It’s been 125 years since Arthur E. Stilwell claimed “brownies” suggested he create this railway stop and port town that eventually bore his name. Our history has included tankers, an oil boom, refineries touting “We Oil the World,” the lovely Pleasure Island, a Cajun influx and enough famous folk that we had to create Museum of the Gulf Coast to honor them.
A Little History
Dutch investors helped Stillwell settle the city in 1895. The founder of what is now Kansas City Southern Railroad envisioned Port Arthur as the southern terminus for his new railway, a center for trade and tourism. The city dates its official beginnings to its incorporation in 1898. By that time Stilwell had established the Port Arthur Channel and Dock Co., which began cutting a canal along the western edge of the lake to deep water at Sabine Pass. Then the port opened for shipping as British steamer Saint Oswald arrived in August 1899.
Learn about the connection to Spindletop Oil Boom of 1901 and John W. Gates here.
How we Quasquicentennial
The future is the key to preserving the past, says the “Q Team.” These city leaders collected history for events throughout 2023. Verna Rutherford, committee member, shared this thought in Port Arthur News:

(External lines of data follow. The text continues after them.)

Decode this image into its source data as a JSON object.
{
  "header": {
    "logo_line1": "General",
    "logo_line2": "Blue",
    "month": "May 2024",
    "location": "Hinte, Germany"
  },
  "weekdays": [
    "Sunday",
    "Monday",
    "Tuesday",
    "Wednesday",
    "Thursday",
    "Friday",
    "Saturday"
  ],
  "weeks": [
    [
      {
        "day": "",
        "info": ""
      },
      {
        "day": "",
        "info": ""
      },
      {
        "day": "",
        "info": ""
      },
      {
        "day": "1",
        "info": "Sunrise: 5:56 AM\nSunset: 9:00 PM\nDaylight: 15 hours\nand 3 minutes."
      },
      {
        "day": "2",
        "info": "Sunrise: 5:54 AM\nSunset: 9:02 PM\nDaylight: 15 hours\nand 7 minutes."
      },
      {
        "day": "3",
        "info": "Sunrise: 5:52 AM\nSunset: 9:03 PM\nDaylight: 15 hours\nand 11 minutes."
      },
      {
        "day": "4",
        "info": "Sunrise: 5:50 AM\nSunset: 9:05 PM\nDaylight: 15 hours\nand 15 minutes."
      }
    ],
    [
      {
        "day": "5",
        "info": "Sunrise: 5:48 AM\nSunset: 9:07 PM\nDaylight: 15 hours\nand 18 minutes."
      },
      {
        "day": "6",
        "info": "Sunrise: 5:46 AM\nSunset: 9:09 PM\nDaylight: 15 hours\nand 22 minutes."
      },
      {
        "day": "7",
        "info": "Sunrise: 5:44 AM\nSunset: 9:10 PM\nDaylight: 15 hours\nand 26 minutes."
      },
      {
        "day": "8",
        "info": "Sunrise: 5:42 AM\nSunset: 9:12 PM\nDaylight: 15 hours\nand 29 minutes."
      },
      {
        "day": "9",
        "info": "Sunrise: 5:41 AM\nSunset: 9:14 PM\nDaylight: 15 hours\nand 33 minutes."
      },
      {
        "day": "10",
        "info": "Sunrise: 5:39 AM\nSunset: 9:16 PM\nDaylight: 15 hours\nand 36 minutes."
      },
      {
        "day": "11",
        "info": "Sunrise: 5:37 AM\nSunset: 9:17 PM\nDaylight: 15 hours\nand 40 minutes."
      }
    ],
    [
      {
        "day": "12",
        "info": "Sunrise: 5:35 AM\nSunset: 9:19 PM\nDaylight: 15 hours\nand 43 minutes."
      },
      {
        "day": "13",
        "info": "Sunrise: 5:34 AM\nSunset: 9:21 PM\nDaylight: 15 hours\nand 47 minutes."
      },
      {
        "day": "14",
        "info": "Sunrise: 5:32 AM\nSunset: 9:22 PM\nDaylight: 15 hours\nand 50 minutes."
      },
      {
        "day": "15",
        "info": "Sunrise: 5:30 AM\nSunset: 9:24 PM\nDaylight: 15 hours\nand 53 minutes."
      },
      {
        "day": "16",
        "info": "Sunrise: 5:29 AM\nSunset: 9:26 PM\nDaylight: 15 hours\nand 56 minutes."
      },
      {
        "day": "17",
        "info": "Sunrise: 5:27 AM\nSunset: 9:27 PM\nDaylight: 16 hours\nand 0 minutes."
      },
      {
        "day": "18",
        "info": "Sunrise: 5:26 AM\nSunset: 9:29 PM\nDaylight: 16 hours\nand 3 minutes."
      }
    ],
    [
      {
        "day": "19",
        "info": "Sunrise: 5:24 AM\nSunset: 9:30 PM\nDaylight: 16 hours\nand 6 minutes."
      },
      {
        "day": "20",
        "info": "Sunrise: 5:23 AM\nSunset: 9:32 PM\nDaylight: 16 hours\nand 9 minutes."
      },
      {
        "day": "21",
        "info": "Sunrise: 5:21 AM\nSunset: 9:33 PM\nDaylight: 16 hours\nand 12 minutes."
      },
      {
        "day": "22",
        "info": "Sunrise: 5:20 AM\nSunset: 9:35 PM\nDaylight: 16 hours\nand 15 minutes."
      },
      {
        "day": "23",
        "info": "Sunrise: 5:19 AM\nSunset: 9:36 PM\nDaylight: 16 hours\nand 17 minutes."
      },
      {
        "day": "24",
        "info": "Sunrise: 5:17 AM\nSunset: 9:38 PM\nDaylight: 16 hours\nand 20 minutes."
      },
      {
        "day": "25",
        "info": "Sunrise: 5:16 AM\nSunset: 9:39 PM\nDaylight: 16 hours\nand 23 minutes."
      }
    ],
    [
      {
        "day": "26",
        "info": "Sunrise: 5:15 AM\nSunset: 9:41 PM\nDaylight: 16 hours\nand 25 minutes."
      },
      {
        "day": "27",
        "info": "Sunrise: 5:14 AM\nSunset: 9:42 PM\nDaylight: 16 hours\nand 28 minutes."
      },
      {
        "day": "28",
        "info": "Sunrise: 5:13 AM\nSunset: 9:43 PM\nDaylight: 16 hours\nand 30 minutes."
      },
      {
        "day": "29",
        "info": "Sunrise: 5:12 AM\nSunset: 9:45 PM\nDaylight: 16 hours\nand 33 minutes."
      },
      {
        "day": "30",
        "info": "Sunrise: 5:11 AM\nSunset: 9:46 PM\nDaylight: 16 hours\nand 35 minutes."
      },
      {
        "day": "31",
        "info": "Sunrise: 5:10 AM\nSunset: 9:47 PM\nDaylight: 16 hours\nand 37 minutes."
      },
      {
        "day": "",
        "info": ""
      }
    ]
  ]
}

“The Quasquicentennial Celebration is one that brings opportunities for us to bring in a diverse blend of citizens and community representatives that are from all walks of life. That is one of the most important things that we get to do is to bring in that blend of rich culture and history and help to share what ha happened over the last 125 years in this city with people who are here now who will be here long after us.”

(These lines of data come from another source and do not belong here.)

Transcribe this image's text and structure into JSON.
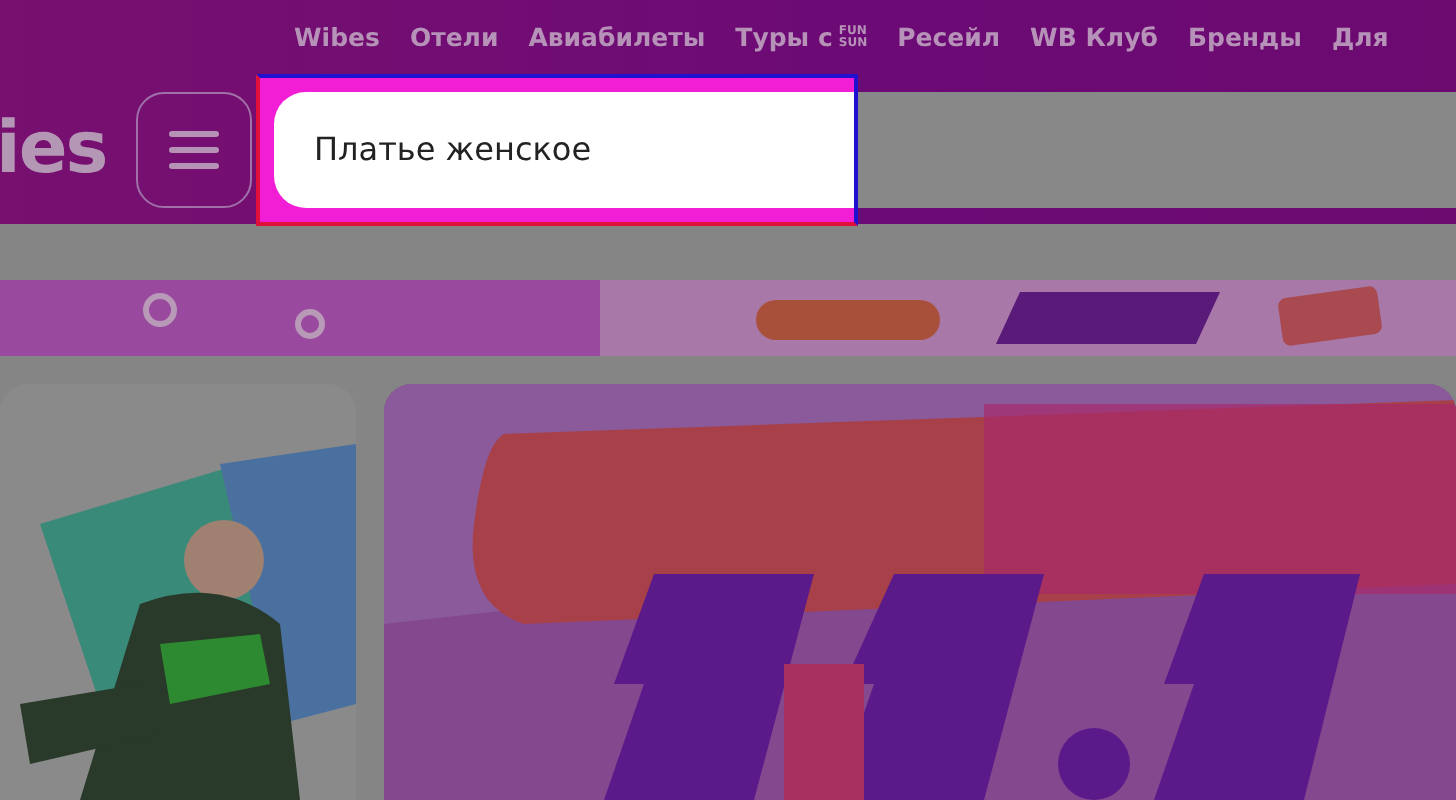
{
  "header": {
    "logo": "ies",
    "nav": [
      {
        "label": "Wibes"
      },
      {
        "label": "Отели"
      },
      {
        "label": "Авиабилеты"
      },
      {
        "label": "Туры с",
        "logo_lines": [
          "FUN",
          "SUN"
        ]
      },
      {
        "label": "Ресейл"
      },
      {
        "label": "WB Клуб"
      },
      {
        "label": "Бренды"
      },
      {
        "label": "Для"
      }
    ],
    "search": {
      "value": "Платье женское",
      "focused": true
    }
  }
}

The first official event was the January Greater Port Arthur Chamber of Commerce banquet. It included a video of area educator Dwight Wagner singing his upbeat tribute “City by the Sea.” The Q Team also observed Lunar New Year with Port Arthur’s Vietnamese Community.
More to Come

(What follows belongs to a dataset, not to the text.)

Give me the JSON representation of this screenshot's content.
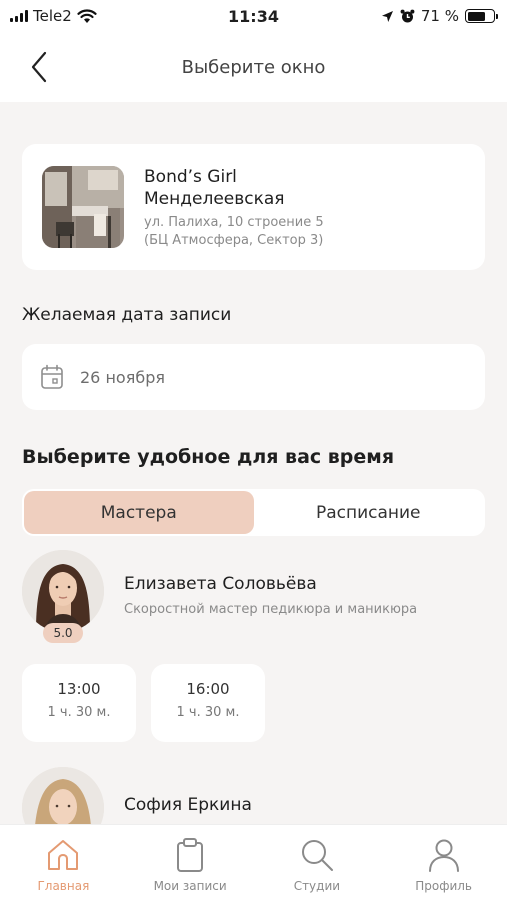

Events have included a Cultural Heritage Showcase in October. Be sure to visit our historic areas, drive along the seawall, go birding on Pleasure Island and research our history at Port Arthur Public Library during our big year.
Our Pride Flag
The Martin Luther King Bridge, symbols of energy and production and an oleander adorn Port Arthur’s city flag. Port Arthur’s city colors are gold and white. Gold represents “the wealth of natural resources and talent inherent in the city and its people.” White represents “purity of purpose in the government and its citizens working together for the betterment of the city.”
Lookin’ Good Logo and Website
Port Arthur’s Mayor Thurman Bartie chose a logo including palm trees, reference to a tanker, railroad and our Martin Luther King bridge to Pleasure Island. It sure looks like us. A website will serve as a living document and serve as a photo gallery. The timeline begins in 1528. Visitors will be able to reference historical markers in the city. Submit your photos and catch up on history at this official site.
Cultures of Port Arthur
People is what makes any community great. Port Arthur’s myriad cultures thrive and celebrate with festivals, churches and music. In 1927, many Cajuns came from Louisiana to work in refineries, bringing their gumbo, boudain and crawfish recipes. Vietnamese found our waters good for shrimping and have established Catholic and Buddhist places of worship on our faith trail. They built an “area of peace” to thank residents for the Port Arthur welcome they received. African-American, Hispanic, Italian and other cultures also found homes in Port Arthur. Read up on some of our cultures here, and come celebrate our 125th birthday!